--- Supplied data ---

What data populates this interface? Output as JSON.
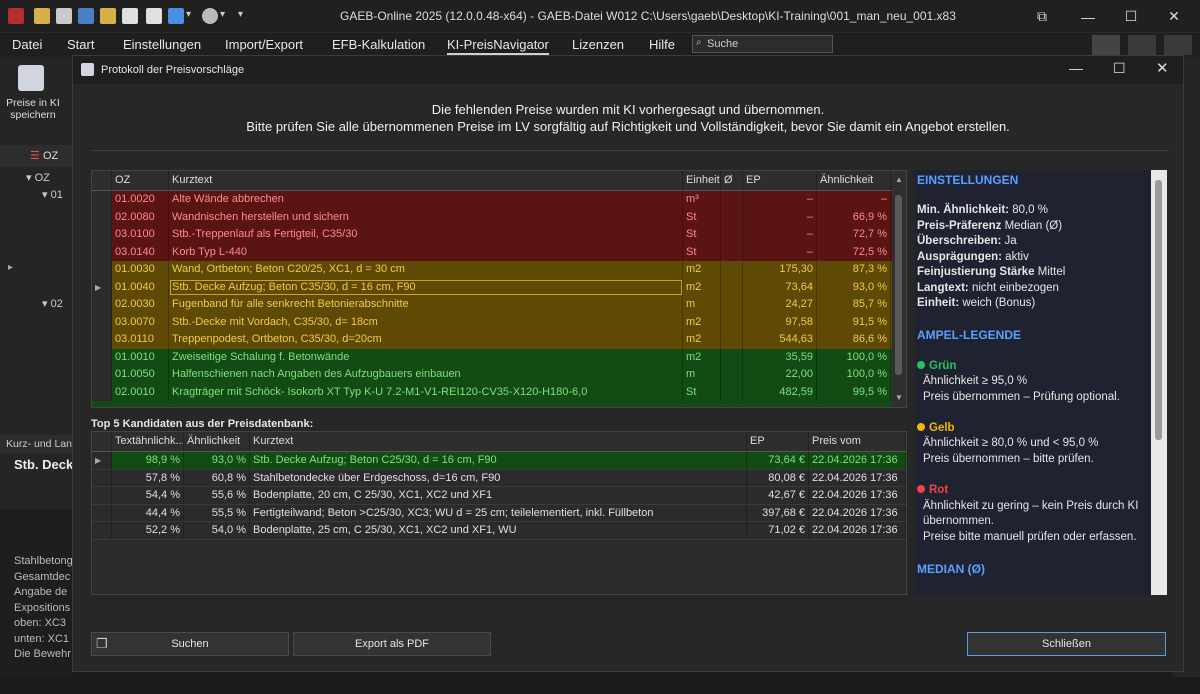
{
  "window": {
    "title": "GAEB-Online 2025 (12.0.0.48-x64) - GAEB-Datei  W012 C:\\Users\\gaeb\\Desktop\\KI-Training\\001_man_neu_001.x83"
  },
  "menu": {
    "items": [
      "Datei",
      "Start",
      "Einstellungen",
      "Import/Export",
      "EFB-Kalkulation",
      "KI-PreisNavigator",
      "Lizenzen",
      "Hilfe"
    ],
    "search_placeholder": "Suche"
  },
  "background": {
    "ribbon_button": "Preise in KI speichern",
    "ribbon_button_line1": "Preise in KI",
    "ribbon_button_line2": "speichern",
    "oz_label": "OZ",
    "tree_oz": "OZ",
    "tree_01": "01",
    "tree_02": "02",
    "tab_label": "Kurz- und Lang",
    "long_title": "Stb. Deck",
    "long_lines": [
      "Stahlbetong",
      "Gesamtdec",
      "Angabe de",
      "",
      "Expositions",
      "oben: XC3",
      "unten: XC1",
      "",
      "Die Bewehr"
    ]
  },
  "dialog": {
    "title": "Protokoll der Preisvorschläge",
    "message_line1": "Die fehlenden Preise wurden mit KI vorhergesagt und übernommen.",
    "message_line2": "Bitte prüfen Sie alle übernommenen Preise im LV sorgfältig auf Richtigkeit und Vollständigkeit, bevor Sie damit ein Angebot erstellen.",
    "main_table": {
      "headers": [
        "OZ",
        "Kurztext",
        "Einheit",
        "Ø",
        "EP",
        "Ähnlichkeit"
      ],
      "rows": [
        {
          "oz": "01.0020",
          "text": "Alte Wände abbrechen",
          "unit": "m³",
          "ep": "–",
          "sim": "–",
          "status": "red"
        },
        {
          "oz": "02.0080",
          "text": "Wandnischen herstellen und sichern",
          "unit": "St",
          "ep": "–",
          "sim": "66,9 %",
          "status": "red"
        },
        {
          "oz": "03.0100",
          "text": "Stb.-Treppenlauf als Fertigteil, C35/30",
          "unit": "St",
          "ep": "–",
          "sim": "72,7 %",
          "status": "red"
        },
        {
          "oz": "03.0140",
          "text": "Korb Typ L-440",
          "unit": "St",
          "ep": "–",
          "sim": "72,5 %",
          "status": "red"
        },
        {
          "oz": "01.0030",
          "text": "Wand, Ortbeton; Beton C20/25, XC1, d = 30 cm",
          "unit": "m2",
          "ep": "175,30",
          "sim": "87,3 %",
          "status": "yellow"
        },
        {
          "oz": "01.0040",
          "text": "Stb. Decke Aufzug; Beton C35/30, d = 16 cm, F90",
          "unit": "m2",
          "ep": "73,64",
          "sim": "93,0 %",
          "status": "yellow",
          "selected": true
        },
        {
          "oz": "02.0030",
          "text": "Fugenband für alle senkrecht Betonierabschnitte",
          "unit": "m",
          "ep": "24,27",
          "sim": "85,7 %",
          "status": "yellow"
        },
        {
          "oz": "03.0070",
          "text": "Stb.-Decke mit Vordach, C35/30, d= 18cm",
          "unit": "m2",
          "ep": "97,58",
          "sim": "91,5 %",
          "status": "yellow"
        },
        {
          "oz": "03.0110",
          "text": "Treppenpodest, Ortbeton, C35/30, d=20cm",
          "unit": "m2",
          "ep": "544,63",
          "sim": "86,6 %",
          "status": "yellow"
        },
        {
          "oz": "01.0010",
          "text": "Zweiseitige Schalung f. Betonwände",
          "unit": "m2",
          "ep": "35,59",
          "sim": "100,0 %",
          "status": "green"
        },
        {
          "oz": "01.0050",
          "text": "Halfenschienen nach Angaben des Aufzugbauers einbauen",
          "unit": "m",
          "ep": "22,00",
          "sim": "100,0 %",
          "status": "green"
        },
        {
          "oz": "02.0010",
          "text": "Kragträger mit Schöck- Isokorb XT Typ K-U 7.2-M1-V1-REI120-CV35-X120-H180-6,0",
          "unit": "St",
          "ep": "482,59",
          "sim": "99,5 %",
          "status": "green"
        }
      ]
    },
    "top5": {
      "title": "Top 5 Kandidaten aus der Preisdatenbank:",
      "headers": [
        "Textähnlichk...",
        "Ähnlichkeit",
        "Kurztext",
        "EP",
        "Preis vom"
      ],
      "rows": [
        {
          "textsim": "98,9 %",
          "sim": "93,0 %",
          "text": "Stb. Decke Aufzug; Beton C25/30, d = 16 cm, F90",
          "ep": "73,64 €",
          "date": "22.04.2026 17:36",
          "highlight": true
        },
        {
          "textsim": "57,8 %",
          "sim": "60,8 %",
          "text": "Stahlbetondecke über Erdgeschoss, d=16 cm, F90",
          "ep": "80,08 €",
          "date": "22.04.2026 17:36"
        },
        {
          "textsim": "54,4 %",
          "sim": "55,6 %",
          "text": "Bodenplatte, 20 cm, C 25/30, XC1, XC2 und XF1",
          "ep": "42,67 €",
          "date": "22.04.2026 17:36"
        },
        {
          "textsim": "44,4 %",
          "sim": "55,5 %",
          "text": "Fertigteilwand; Beton >C25/30, XC3; WU d = 25 cm; teilelementiert, inkl. Füllbeton",
          "ep": "397,68 €",
          "date": "22.04.2026 17:36"
        },
        {
          "textsim": "52,2 %",
          "sim": "54,0 %",
          "text": "Bodenplatte, 25 cm, C 25/30, XC1, XC2 und XF1, WU",
          "ep": "71,02 €",
          "date": "22.04.2026 17:36"
        }
      ]
    },
    "settings": {
      "heading": "EINSTELLUNGEN",
      "lines": [
        {
          "k": "Min. Ähnlichkeit:",
          "v": " 80,0 %"
        },
        {
          "k": "Preis-Präferenz",
          "v": " Median (Ø)"
        },
        {
          "k": "Überschreiben:",
          "v": " Ja"
        },
        {
          "k": "Ausprägungen:",
          "v": " aktiv"
        },
        {
          "k": "Feinjustierung Stärke",
          "v": " Mittel"
        },
        {
          "k": "Langtext:",
          "v": " nicht einbezogen"
        },
        {
          "k": "Einheit:",
          "v": " weich (Bonus)"
        }
      ],
      "legend_heading": "AMPEL-LEGENDE",
      "green_title": "Grün",
      "green_l1": "Ähnlichkeit ≥ 95,0 %",
      "green_l2": "Preis übernommen – Prüfung optional.",
      "yellow_title": "Gelb",
      "yellow_l1": "Ähnlichkeit ≥ 80,0 % und < 95,0 %",
      "yellow_l2": "Preis übernommen – bitte prüfen.",
      "red_title": "Rot",
      "red_l1": "Ähnlichkeit zu gering – kein Preis durch KI",
      "red_l2": "übernommen.",
      "red_l3": "Preise bitte manuell prüfen oder erfassen.",
      "median_heading": "MEDIAN  (Ø)",
      "colors": {
        "green": "#22c55e",
        "yellow": "#f5b700",
        "red": "#ef4444",
        "heading": "#5aa0ff"
      }
    },
    "buttons": {
      "search": "Suchen",
      "export": "Export als PDF",
      "close": "Schließen"
    }
  }
}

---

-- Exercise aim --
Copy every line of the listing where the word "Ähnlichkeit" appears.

-- Response for this exercise --
        "Ähnlichkeit"
        "Ähnlichkeit",
          "k": "Min. Ähnlichkeit:",
      "green_l1": "Ähnlichkeit ≥ 95,0 %",
      "yellow_l1": "Ähnlichkeit ≥ 80,0 % und < 95,0 %",
      "red_l1": "Ähnlichkeit zu gering – kein Preis durch KI",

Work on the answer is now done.